“It’s the nostalgia of Christmas,” Seals said, adding that his staff starts preparing for the event about two months in advance.

This year, they’ve added a fourth train and improved the queue, so the lines waiting for the train will move faster.

Another mainstay is Mister Bingle, the holiday statue consisting of a snowman’s body, an ice cream cone hat, red mittens and holly wings, is back and ever his cheery self. The fiberglass snowman was built in Chicago and brought in 1948 to New Orleans, where he lived on Canal Street at the Maison Blanche department store.

He stayed there for 50 years, until the store closed, eventually becoming a Ritz-Carlton Hotel. At that point Mr. Bingle took up residence at Lakeside Shopping Center. It wasn’t until 2005, after Hurricane Katrina, that Mister Bingle made his way to City Park, as a gift.

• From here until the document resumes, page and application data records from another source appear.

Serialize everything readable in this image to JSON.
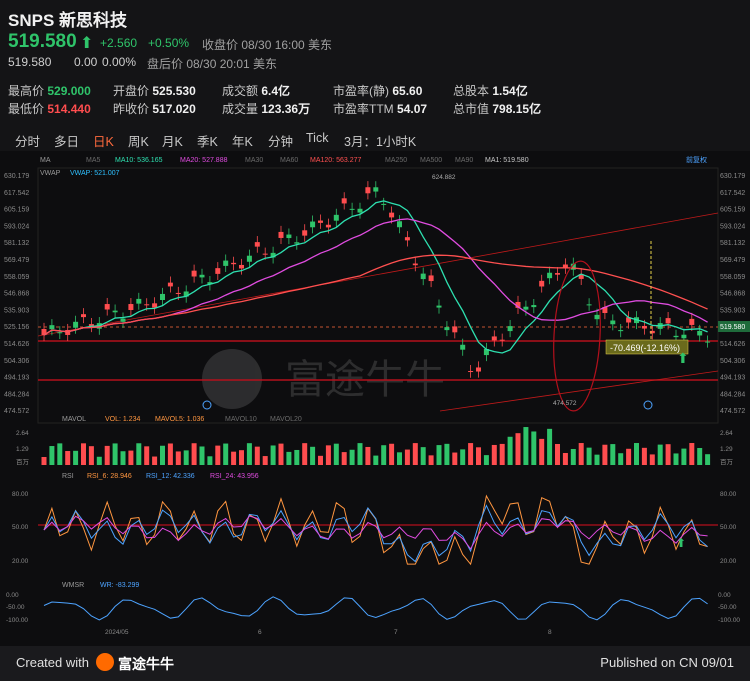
{
  "header": {
    "symbol": "SNPS",
    "name": "新思科技",
    "price": "519.580",
    "change": "+2.560",
    "change_pct": "+0.50%",
    "close_label": "收盘价 08/30 16:00 美东",
    "after_price": "519.580",
    "after_change": "0.00",
    "after_pct": "0.00%",
    "after_label": "盘后价 08/30 20:01 美东"
  },
  "stats": {
    "high_label": "最高价",
    "high": "529.000",
    "open_label": "开盘价",
    "open": "525.530",
    "amount_label": "成交额",
    "amount": "6.4亿",
    "pe_static_label": "市盈率(静)",
    "pe_static": "65.60",
    "shares_label": "总股本",
    "shares": "1.54亿",
    "low_label": "最低价",
    "low": "514.440",
    "prev_label": "昨收价",
    "prev": "517.020",
    "volume_label": "成交量",
    "volume": "123.36万",
    "pe_ttm_label": "市盈率TTM",
    "pe_ttm": "54.07",
    "mcap_label": "总市值",
    "mcap": "798.15亿"
  },
  "tabs": [
    "分时",
    "多日",
    "日K",
    "周K",
    "月K",
    "季K",
    "年K",
    "分钟",
    "Tick",
    "3月：1小时K"
  ],
  "active_tab": "日K",
  "ma_legend": {
    "ma": "MA",
    "ma5": "MA5",
    "ma10": "MA10: 536.165",
    "ma20": "MA20: 527.888",
    "ma30": "MA30",
    "ma60": "MA60",
    "ma120": "MA120: 563.277",
    "ma250": "MA250",
    "ma500": "MA500",
    "ma90": "MA90",
    "ma1": "MA1: 519.580",
    "adjust": "前复权"
  },
  "vwap_legend": {
    "vwap": "VWAP",
    "vwap_val": "VWAP: 521.007"
  },
  "price_axis": [
    "630.179",
    "617.542",
    "605.159",
    "593.024",
    "581.132",
    "569.479",
    "558.059",
    "546.868",
    "535.903",
    "525.156",
    "514.626",
    "504.306",
    "494.193",
    "484.284",
    "474.572"
  ],
  "price_tag": "519.580",
  "high_mark": "624.882",
  "low_mark": "474.572",
  "annotation": "-70.469(-12.16%)",
  "mavol_legend": {
    "mavol": "MAVOL",
    "vol": "VOL: 1.234",
    "mavol5": "MAVOL5: 1.036",
    "mavol10": "MAVOL10",
    "mavol20": "MAVOL20"
  },
  "vol_axis": [
    "2.64",
    "1.29",
    "百万"
  ],
  "rsi_legend": {
    "rsi": "RSI",
    "rsi6": "RSI_6: 28.946",
    "rsi12": "RSI_12: 42.336",
    "rsi24": "RSI_24: 43.956"
  },
  "rsi_axis": [
    "80.00",
    "50.00",
    "20.00"
  ],
  "wmsr_legend": {
    "wmsr": "WMSR",
    "wr": "WR: -83.299"
  },
  "wmsr_axis": [
    "0.00",
    "-50.00",
    "-100.00"
  ],
  "date_axis": [
    "2024/05",
    "6",
    "7",
    "8"
  ],
  "watermark": "富途牛牛",
  "footer": {
    "created": "Created with",
    "brand": "富途牛牛",
    "published": "Published on CN 09/01"
  },
  "colors": {
    "up": "#2fc46a",
    "down": "#ff4d4f",
    "accent": "#ff6a3d"
  }
}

Another holiday favorite is the 16-foot poinsettia tree in the park’s Conservatory, made from about 500 plants that were ordered in July, just to make sure they were tall enough and red enough, staff said.

And of course the Dripping Snow Tree, an exhibit with 42,000 LED bulbs, is back again this year. Along with the white Christmas lights winding around every branch of the ancient oak, the exhibit features “dripping lights,” fashioned to look like glistening icicles or drops of rain falling against the light of a streetlamp.

“Lots and lots of people propose here,” Frentz said.

Admission to Celebration in the Oaks is $8. Train ride tickets are $5, and single-ride amusement park tickets are $4. For $18, guests get a band for unlimited rides.

With the exception of a few days, the exhibit is open until Jan. 2. The lights are on Sundays through Thursdays from 6 to 10 p.m. and Fridays and Saturdays until 11 p.m.

The display will be closed Nov. 30, Dec. 3, Dec. 24 and Dec. 31.